Total costs from continuing operations, excluding exceptional items, totalled £34.2m for the period, which was up 15.5% year-on-year.
The board put that down to the £7.1m additional cost base in relation to newly-acquired businesses, partially offset by £1.5m reductions in operational costs and £1m of one-off acquisition costs in the 2021 financial year.
Net corporate debt stood at £36.5m at the end of the first half, up from £6.1m year-on-year, which the board said reflected corporate cash balances of £7.2m, less borrowings of £43.7m.
It said net corporate debt had reduced by £31.7m since the end of last year, as the proceeds received on the sale of the Romanian business were used to repay most of the revolving credit facility.

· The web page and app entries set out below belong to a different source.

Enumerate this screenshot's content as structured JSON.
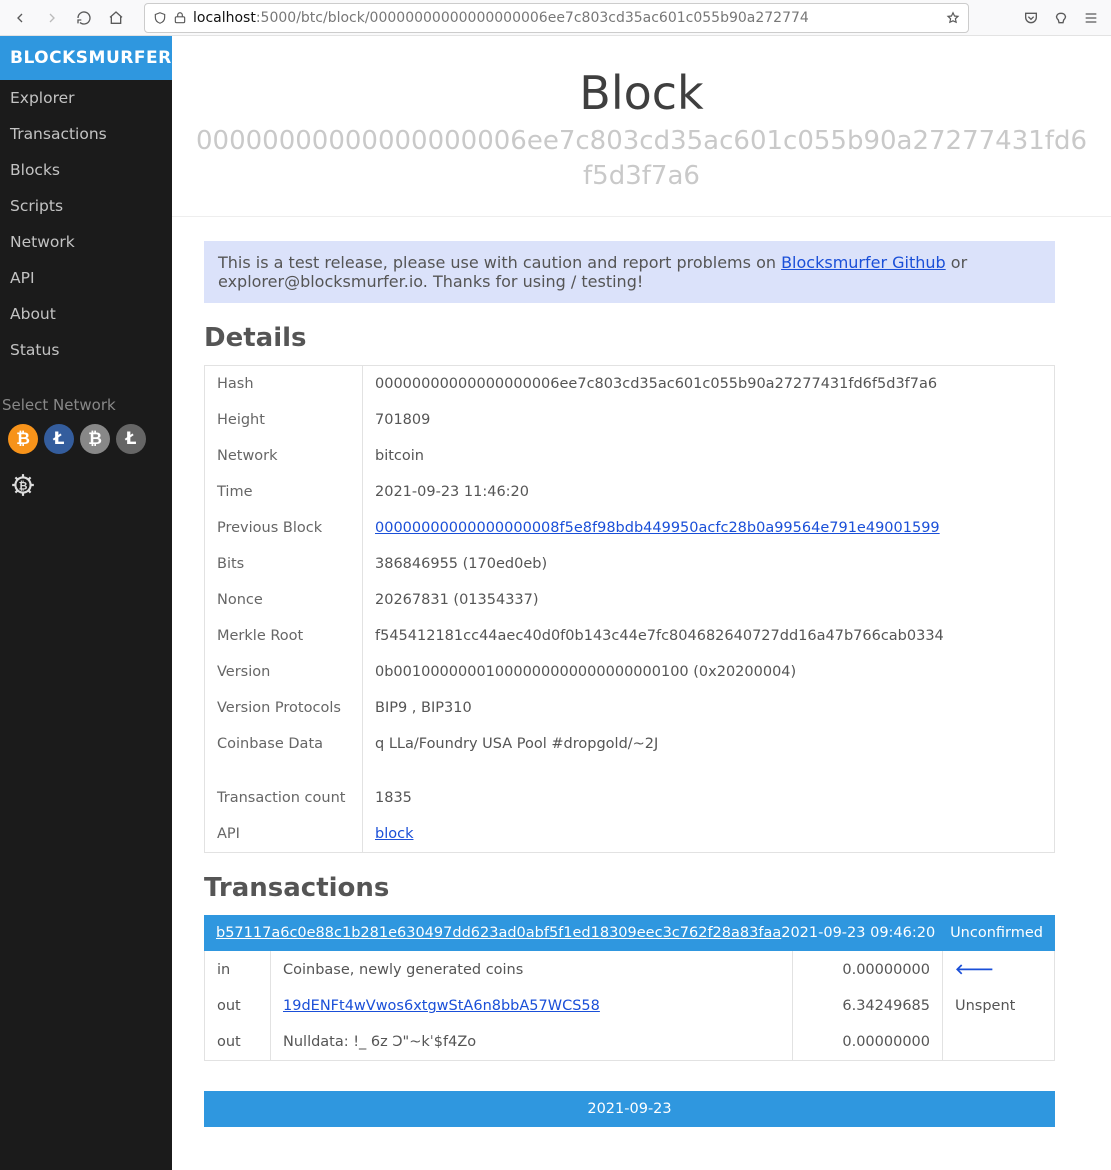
{
  "browser": {
    "url_host": "localhost",
    "url_path": ":5000/btc/block/00000000000000000006ee7c803cd35ac601c055b90a272774"
  },
  "brand": "BLOCKSMURFER",
  "nav": [
    "Explorer",
    "Transactions",
    "Blocks",
    "Scripts",
    "Network",
    "API",
    "About",
    "Status"
  ],
  "select_network_label": "Select Network",
  "coins": [
    "₿",
    "Ł",
    "₿",
    "Ł"
  ],
  "page_title": "Block",
  "page_hash": "00000000000000000006ee7c803cd35ac601c055b90a27277431fd6f5d3f7a6",
  "notice": {
    "pre": "This is a test release, please use with caution and report problems on ",
    "link": "Blocksmurfer Github",
    "post": " or explorer@blocksmurfer.io. Thanks for using / testing!"
  },
  "details_heading": "Details",
  "details": [
    {
      "k": "Hash",
      "v": "00000000000000000006ee7c803cd35ac601c055b90a27277431fd6f5d3f7a6"
    },
    {
      "k": "Height",
      "v": "701809"
    },
    {
      "k": "Network",
      "v": "bitcoin"
    },
    {
      "k": "Time",
      "v": "2021-09-23 11:46:20"
    },
    {
      "k": "Previous Block",
      "v": "00000000000000000008f5e8f98bdb449950acfc28b0a99564e791e49001599",
      "link": true
    },
    {
      "k": "Bits",
      "v": "386846955 (170ed0eb)"
    },
    {
      "k": "Nonce",
      "v": "20267831 (01354337)"
    },
    {
      "k": "Merkle Root",
      "v": "f545412181cc44aec40d0f0b143c44e7fc804682640727dd16a47b766cab0334"
    },
    {
      "k": "Version",
      "v": "0b00100000001000000000000000000100 (0x20200004)"
    },
    {
      "k": "Version Protocols",
      "v": "BIP9 , BIP310"
    },
    {
      "k": "Coinbase Data",
      "v": "q LLa/Foundry USA Pool #dropgold/~2J"
    },
    {
      "k": "Transaction count",
      "v": "1835"
    },
    {
      "k": "API",
      "v": "block",
      "link": true
    }
  ],
  "tx_heading": "Transactions",
  "tx_header": {
    "id": "b57117a6c0e88c1b281e630497dd623ad0abf5f1ed18309eec3c762f28a83faa",
    "time": "2021-09-23 09:46:20",
    "status": "Unconfirmed"
  },
  "tx_rows": [
    {
      "dir": "in",
      "desc": "Coinbase, newly generated coins",
      "amount": "0.00000000",
      "extra": "arrow"
    },
    {
      "dir": "out",
      "desc": "19dENFt4wVwos6xtgwStA6n8bbA57WCS58",
      "link": true,
      "amount": "6.34249685",
      "extra": "Unspent"
    },
    {
      "dir": "out",
      "desc": "Nulldata: !_ 6z Ɔ\"~kˈ$f4Zo",
      "amount": "0.00000000",
      "extra": ""
    }
  ],
  "next_header": "2021-09-23"
}
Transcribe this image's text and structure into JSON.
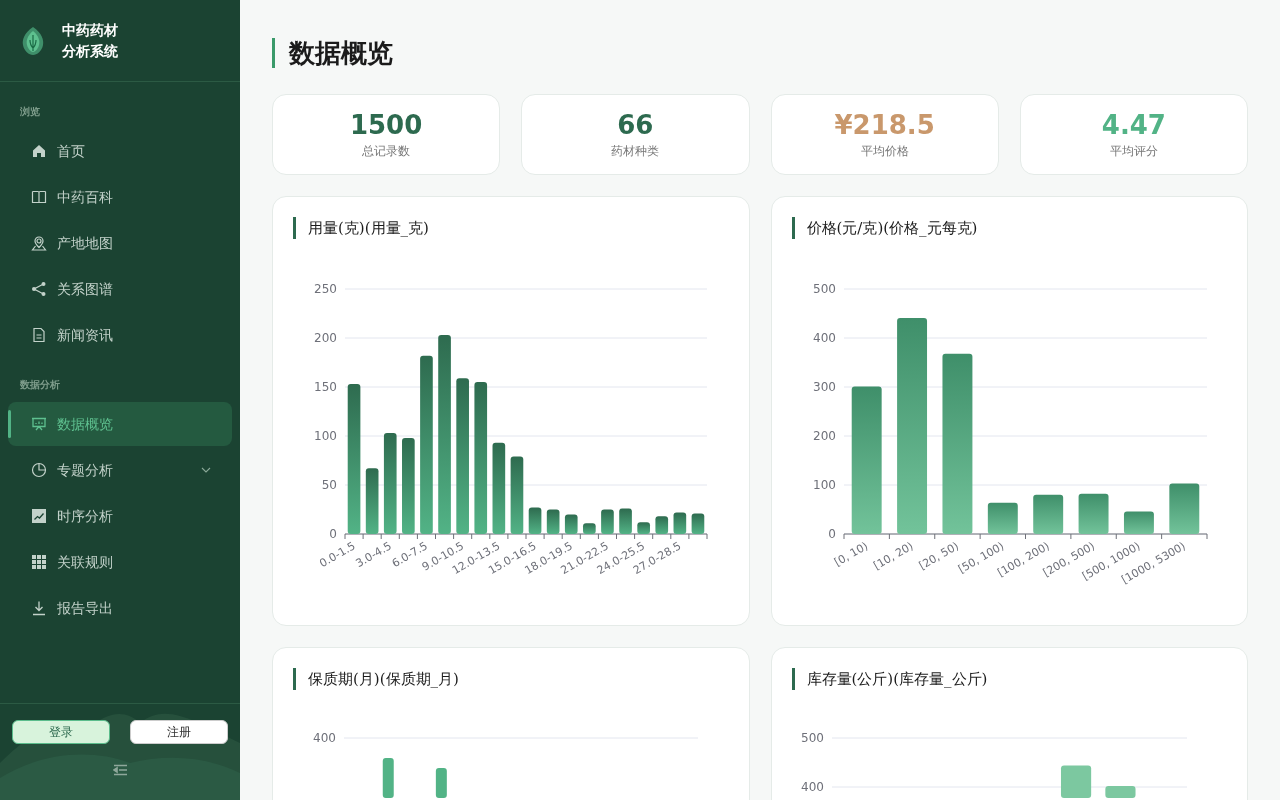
{
  "sidebar": {
    "app_title_lines": [
      "中药药材",
      "分析系统"
    ],
    "sections": [
      {
        "label": "浏览",
        "items": [
          {
            "label": "首页",
            "selected": false,
            "expandable": false
          },
          {
            "label": "中药百科",
            "selected": false,
            "expandable": false
          },
          {
            "label": "产地地图",
            "selected": false,
            "expandable": false
          },
          {
            "label": "关系图谱",
            "selected": false,
            "expandable": false
          },
          {
            "label": "新闻资讯",
            "selected": false,
            "expandable": false
          }
        ]
      },
      {
        "label": "数据分析",
        "items": [
          {
            "label": "数据概览",
            "selected": true,
            "expandable": false
          },
          {
            "label": "专题分析",
            "selected": false,
            "expandable": true
          },
          {
            "label": "时序分析",
            "selected": false,
            "expandable": false
          },
          {
            "label": "关联规则",
            "selected": false,
            "expandable": false
          },
          {
            "label": "报告导出",
            "selected": false,
            "expandable": false
          }
        ]
      }
    ],
    "buttons": [
      {
        "label": "登录",
        "kind": "primary"
      },
      {
        "label": "注册",
        "kind": "secondary"
      }
    ]
  },
  "page_title": "数据概览",
  "stats": [
    {
      "value": "1500",
      "label": "总记录数",
      "color": "#2d6a4f"
    },
    {
      "value": "66",
      "label": "药材种类",
      "color": "#2d6a4f"
    },
    {
      "value": "¥218.5",
      "label": "平均价格",
      "color": "#c9986c"
    },
    {
      "value": "4.47",
      "label": "平均评分",
      "color": "#52b386"
    }
  ],
  "charts": [
    {
      "chart_data": {
        "type": "bar",
        "title": "用量(克)(用量_克)",
        "categories": [
          "0.0-1.5",
          null,
          "3.0-4.5",
          null,
          "6.0-7.5",
          null,
          "9.0-10.5",
          null,
          "12.0-13.5",
          null,
          "15.0-16.5",
          null,
          "18.0-19.5",
          null,
          "21.0-22.5",
          null,
          "24.0-25.5",
          null,
          "27.0-28.5",
          null
        ],
        "values": [
          153,
          67,
          103,
          98,
          182,
          203,
          159,
          155,
          93,
          79,
          27,
          25,
          20,
          11,
          25,
          26,
          12,
          18,
          22,
          21
        ],
        "ylim": [
          0,
          250
        ],
        "yticks": [
          0,
          50,
          100,
          150,
          200,
          250
        ],
        "grid": true
      }
    },
    {
      "chart_data": {
        "type": "bar",
        "title": "价格(元/克)(价格_元每克)",
        "categories": [
          "[0, 10)",
          "[10, 20)",
          "[20, 50)",
          "[50, 100)",
          "[100, 200)",
          "[200, 500)",
          "[500, 1000)",
          "[1000, 5300)"
        ],
        "values": [
          301,
          441,
          368,
          64,
          80,
          82,
          46,
          103
        ],
        "ylim": [
          0,
          500
        ],
        "yticks": [
          0,
          100,
          200,
          300,
          400,
          500
        ],
        "grid": true
      }
    },
    {
      "title": "保质期(月)(保质期_月)",
      "axis_labels": [
        "400"
      ]
    },
    {
      "title": "库存量(公斤)(库存量_公斤)",
      "axis_labels": [
        "500",
        "400"
      ]
    }
  ]
}
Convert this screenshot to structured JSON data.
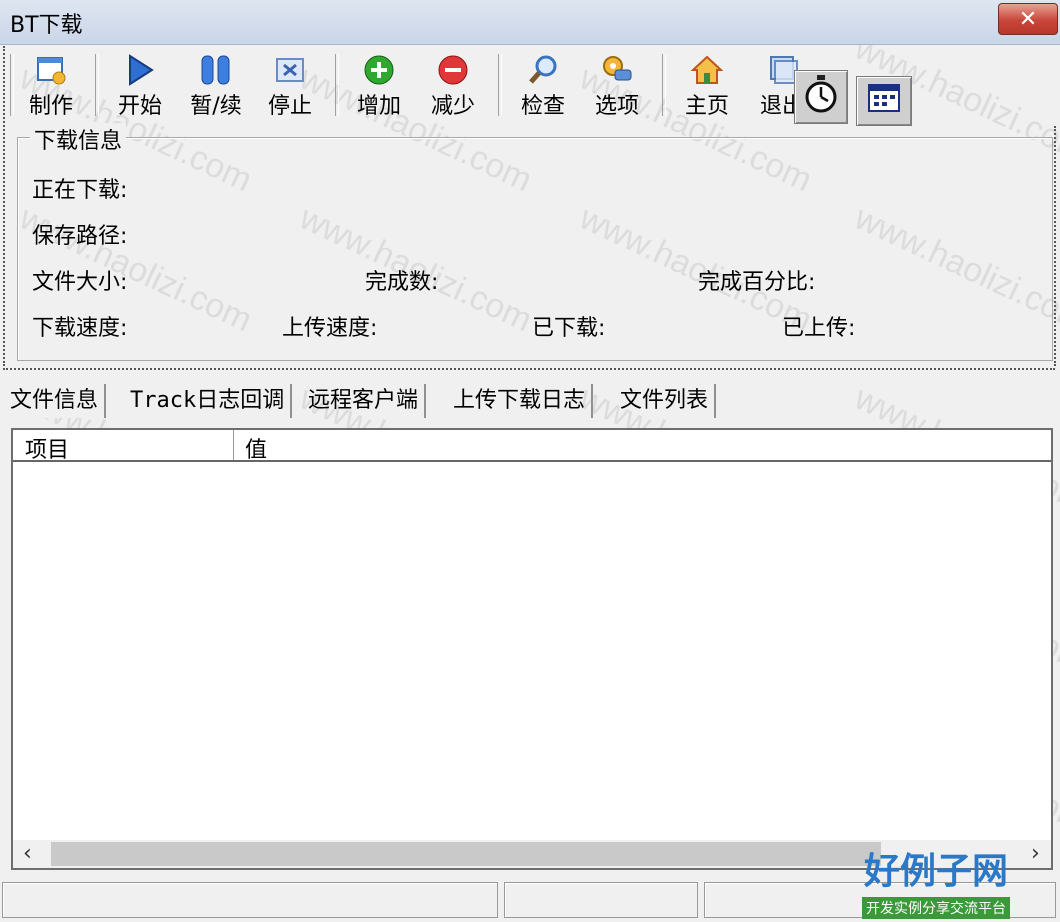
{
  "window": {
    "title": "BT下载",
    "close_glyph": "✕"
  },
  "toolbar": {
    "items": [
      {
        "label": "制作",
        "icon": "window-gear-icon"
      },
      {
        "label": "开始",
        "icon": "play-icon"
      },
      {
        "label": "暂/续",
        "icon": "pause-icon"
      },
      {
        "label": "停止",
        "icon": "stop-icon"
      },
      {
        "label": "增加",
        "icon": "plus-circle-icon"
      },
      {
        "label": "减少",
        "icon": "minus-circle-icon"
      },
      {
        "label": "检查",
        "icon": "magnifier-icon"
      },
      {
        "label": "选项",
        "icon": "options-icon"
      },
      {
        "label": "主页",
        "icon": "home-icon"
      },
      {
        "label": "退出",
        "icon": "exit-icon"
      }
    ],
    "extra_buttons": [
      {
        "icon": "stopwatch-icon"
      },
      {
        "icon": "calendar-window-icon"
      }
    ]
  },
  "download_info": {
    "title": "下载信息",
    "downloading_label": "正在下载:",
    "save_path_label": "保存路径:",
    "file_size_label": "文件大小:",
    "completed_count_label": "完成数:",
    "completed_percent_label": "完成百分比:",
    "download_speed_label": "下载速度:",
    "upload_speed_label": "上传速度:",
    "downloaded_label": "已下载:",
    "uploaded_label": "已上传:"
  },
  "tabs": [
    {
      "label": "文件信息",
      "active": true
    },
    {
      "label": "Track日志回调",
      "active": false
    },
    {
      "label": "远程客户端",
      "active": false
    },
    {
      "label": "上传下载日志",
      "active": false
    },
    {
      "label": "文件列表",
      "active": false
    }
  ],
  "list": {
    "columns": [
      "项目",
      "值"
    ],
    "rows": []
  },
  "watermark": {
    "text": "www.haolizi.com"
  },
  "logo": {
    "main": "好例子网",
    "sub": "开发实例分享交流平台"
  }
}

PayPoint’s board increased the interim dividend to 17p per share, up 2.4% over the final dividend declared on 27 May, and 9% higher than the interim dividend a year ago.
“The group has continued to perform well in the first half of the year, with further progress made on the numerous growth opportunities across our expanded business,” said chief executive officer Nick Wiles.
“We have delivered this positive performance against the backdrop of continued uncertainty in our energy markets and its impact on our clients, as well as responding in a number of areas of the business to the impact of changing consumer behaviours as Covid-19 restrictions have eased.
“Good progress has been made on our strategic priorities: we’ve continued to enhance our proposition to help our retailer partners respond to key consumer demand trends, such as local store to door delivery and FMCG rewards, backed up by increased engagement with them and key trade associations.”
Wiles said the company also started the rollout of its ‘Counter Cash’ solution, providing “vital access” to cash in communities across the UK.
“We’ve secured more client wins for our digital payments solutions and i-movo has launched a major new service with the Department for Work and Pensions replacing the Post Office Card Account; and we’ve diversified our e-commerce offering to launch more services with existing clients whilst building out our consumer Parcel Send service.
“Many of these new services have underlined the need to grow consumer awareness directly for our expanded proposition, with a further shift away from the B2B2C model of our legacy markets.
“Strategically, in the half year, we have continued to build on the transformative changes we delivered last year to expand growth opportunities and leverage our strengthened capabilities by completing the acquisition of RSM 2000 for an initial cash consideration of £5.9m, enhancing our digital payments capability, and making a strategic £6.7m investment in Snappy Group, positioning us to support the convenience sector in response to consumer demand for local store to door delivery.”
Nick Wiles said that across the company’s “expanded universe” of more than 60,000 SME and retailer partner locations, it was “well-placed” to support its partners in response to the wider trends that had accelerated through the pandemic.
Those included the continued shift from cash to digital payments, the growing demand for online shopping fulfilment, and the increase in shopping local.
“Overall, the board’s expectations for the full year remain unchanged.”
At 0939 GMT, shares in PayPoint were down 0.46% at 647p.